With financial conditions tightening amid fast-rising inflation, cost will be a major concern for prospective LL.M. candidates — for while these degree programs can lead to a substantial increase in salary and career progress, they do not come cheap.
At the most selective institutions, the fees for an LL.M. can top $70,000 per academic year. And traditional sources of funding, including bank loans, are now more costly as interest rates increase. At the same time, rampant inflation is eroding the real value of salaries, making it harder for lawyers to pay for the cost of a top LL.M. degree.
“The cost of education is a challenge,” says Cecilia Caldeira, Assistant Dean for International and Non-J.D. Programs at Fordham Law School in New York. “This is true when analyzing the United States educational system as a whole. LL.M. candidates are largely international students, thus these financial impacts may be more volatile depending on the student’s home country’s current economic situation.”
In other words, the high US dollar can make it harder to afford tuition fees priced in dollars because of unfavorable exchange rates for countries with weaker currencies. But law schools such as Fordham are on hand to help with a range of financial support and advice for prospective students.
Wide range of financial support
“While there is no blanket or easy solution to lower educational costs, institutions can continue to provide generous scholarships and fellowships to offset these fees,” says Caldeira. “Additionally, generous alumni can and often do play a role in supporting prospective LL.M. students.”
On top of this, Fordham Law is developing an online LL.M. degree, which lowers the opportunity cost of taking a year out to study a traditional, full-time program on campus. “It will enable those who are working full-time or caring for families, to continue to reach their educational goals, enhance their intellectual skills and better compete within the job market,” Caldeira says.
Other law schools are also attuned to the financial worries of students in the current macro environment. “The high cost of LL.M. tuition has always been a concern for students,” says Oleg Kobelev, the Associate Dean of International Studies at Duke Law.
The school has, for many years, had a robust scholarship program that aims to increase access for students from underserved and underprivileged backgrounds. Moreover, says Kobelev, over the past decade, the amount of scholarship aid available to LL.M. students at Duke has risen faster than the cost of tuition. “This is primarily due to the generosity of our alumni, who have established several need and merit-based scholarships,” he adds.
A number of top law schools have taken the unusual step of lowering tuition fees to reflect the cost of living crisis and to lower one of the biggest barriers to attendance and help to improve access for underrepresented students. At Yale, for instance, tuition fees have been scrapped entirely for low-income students.
However, Kobelev points out that for most law schools, tuition does not actually cover the full cost of attendance. “As nonprofit institutions, law schools rely on a mix of tuition, grants, and alumni giving to pay their bills and retain their faculty.”

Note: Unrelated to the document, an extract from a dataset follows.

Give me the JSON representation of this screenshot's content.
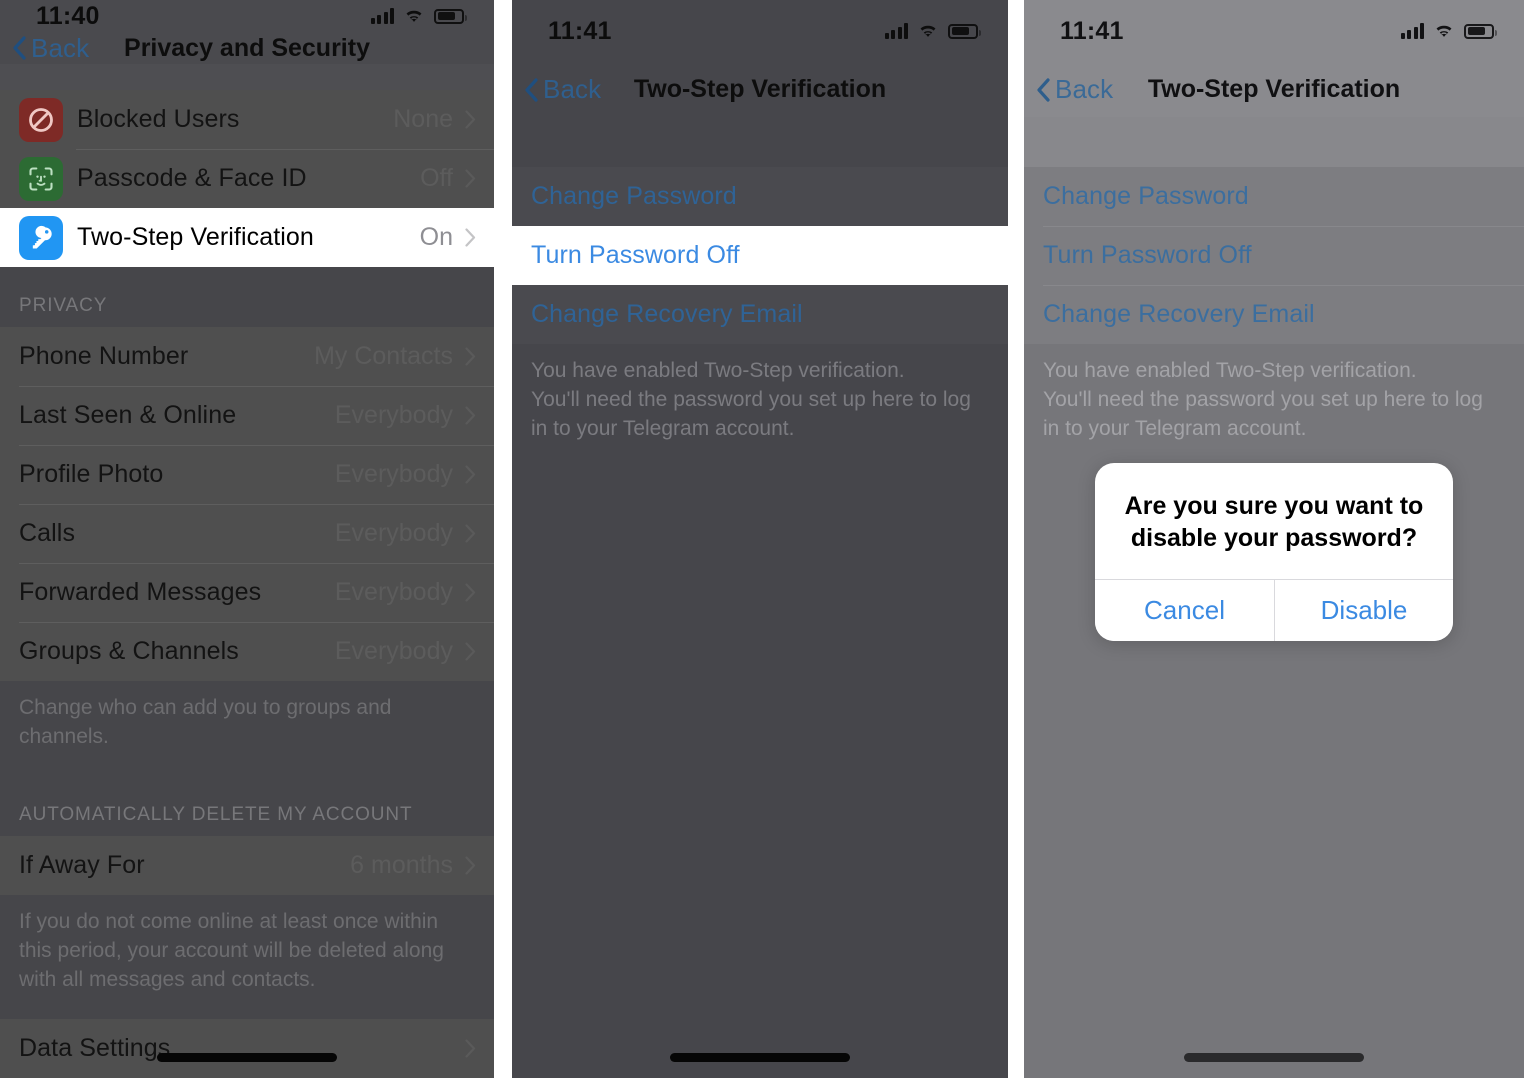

And he raises further concerns about the moves to cut fees. “Lowering costs will likely translate into lowering teaching standards by increasing class sizes and reducing the numbers of faculty and staff,” he says. “The best way to increase access for underrepresented students is to continue increasing targeted financial aid – which is exactly what many law schools are currently doing.”
Big return on investment
As well as the upfront cost of tuition, prospective LL.M. students will be thinking closely about the return they expect on the investment they are making in the degree. And law schools say the higher rates of pay currently being offered by top law firms because of high demand and low supply of talent, are helping to boost the returns from an LL.M.
“Law firms’ rising compensation rates can help enhance the return on investment of an LL.M. degree,” says Fordham Law’s Caldeira. “It’s important to understand that students can also gain many valuable skills and connections – beyond a law firm job – through an LLM degree,” she adds. “This can lead to professional success down the line or professional growth in the long term in a variety of sectors.”
Kobelev at Duke Law agrees. “Students who chose to pursue careers in Big Law tell us that the increased renumeration, combined with the relatively short duration of the program, makes the value proposition of the LL.M. degree even more attractive,” says Kobelev.
But it is important for students to understand that the benefits of the LL.M. degree accrue over a lifetime of professional growth and success. It is a long-term investment that, for many people, is transformative.
“Our alumni often frequently tell us that, despite its high cost, the LL.M. degree pays for itself many times over,” says Kobelev. “Its benefits, such as increased employment opportunities, faster advancement, access to a global network of committed alumni, and personal and professional growth, pay dividends over many decades.”